Navarra is a Certified Origin, in Spanish “Denominación de Origen” (D.O.), for wines from the Community Foral de Navarra. The wine region extends from the south of the capital of the community, Pamplona, to the basin of the Ebro River. Among the wines with designation of origin, the Navarre are an example of how the sector has evolved in recent times. Navarra, traditional producer of red, rosé and white wines, was known almost exclusively for its rosé wines. This situation has changed and is now known for its wide range of products, including Pago wines (D.O.Pago), the highest quality recognition for a wine in Spain.
Variety of Navarra wines
Red variety vines, for production of reds and rosé, represent 95% of the all vines planted in the DO, though this percentage is decreasing as more white varieties are planted. The traditional Garnacha represents 32%, Tempranillo 36%, Cabernet Sauvignon 13%, Merlot 11% with Graciano and Mazuelo making up the remaining percentage. The main white varieties are Viura, Chardonnay and white Garnacha.
Grenache, alone or accompanied by Tempranillo and Cabernet Sauvignon, by the select system of bleeding musts, gives rise to wines of suggestive colour, rich fruity aroma (strawberries, raspberries, pomegranate, …) and fresh palate. They must be consumed within the year following their preparation and accompany the starters very well (rice, pasta).
Young reds and barrel short time aged reds (called “oak” type in Spain)
Starting from the Garnacha or the Tempranillo (to a lesser extent Merlot or Cabernet Sauvignon), wines are obtained purple and grana, full on the nose of notes of liquorice and delicious berries, both black (cassis and blackberries)) as red (strawberries and raspberries). In the case of oak reds, the permanence of at least three months in barrel gives them a sapid structure. Their mouth, greedy and alive, makes them suitable for charcuterie appetizers, pâtés, cheeses of the country, and even some preparation of salted cod.
The regulation of the Denomination requires that they do not go out to the market until at least two years have passed (since December of the year of harvest), and that they have matured at least one year in barrel. The tempranillo, cabernet sauvignon and merlot grapes are the protagonists of these wines marked by a select aging, which endows them with beautiful cherry colours with soft tiled nuances. The nose maintains the fruity character, tinged with fine notes of oak and vanilla. In the mouth they are powerful and tasty. They will be great companions of grilled meat, roasts, stews of meat and cured cheeses.
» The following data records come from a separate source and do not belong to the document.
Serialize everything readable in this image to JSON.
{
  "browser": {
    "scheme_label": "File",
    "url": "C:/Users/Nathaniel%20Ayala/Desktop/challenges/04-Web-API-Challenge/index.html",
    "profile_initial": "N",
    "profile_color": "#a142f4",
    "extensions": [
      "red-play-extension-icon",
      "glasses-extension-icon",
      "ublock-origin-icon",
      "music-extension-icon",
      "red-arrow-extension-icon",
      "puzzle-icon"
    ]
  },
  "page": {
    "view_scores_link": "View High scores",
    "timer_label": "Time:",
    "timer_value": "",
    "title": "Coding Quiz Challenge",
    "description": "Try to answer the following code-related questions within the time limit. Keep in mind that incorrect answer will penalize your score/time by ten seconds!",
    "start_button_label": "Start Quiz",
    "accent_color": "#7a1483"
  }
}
Reserve reds and large reserve
The varieties used are the same as those used for aging, often increased with graciano. Reserve reds have a minimum of three years (of which, at least one was in barrel) and large reserves have a minimum of five years (of which, at least eighteen months were in barrels). They have a beautiful cherry-ruby colour, with beautiful tile colours, clean and bright. Its nose is complex, rich in spicy nuances, good woods and fruity background that stays with the passage of time. The mouth, polished but wide and fleshy.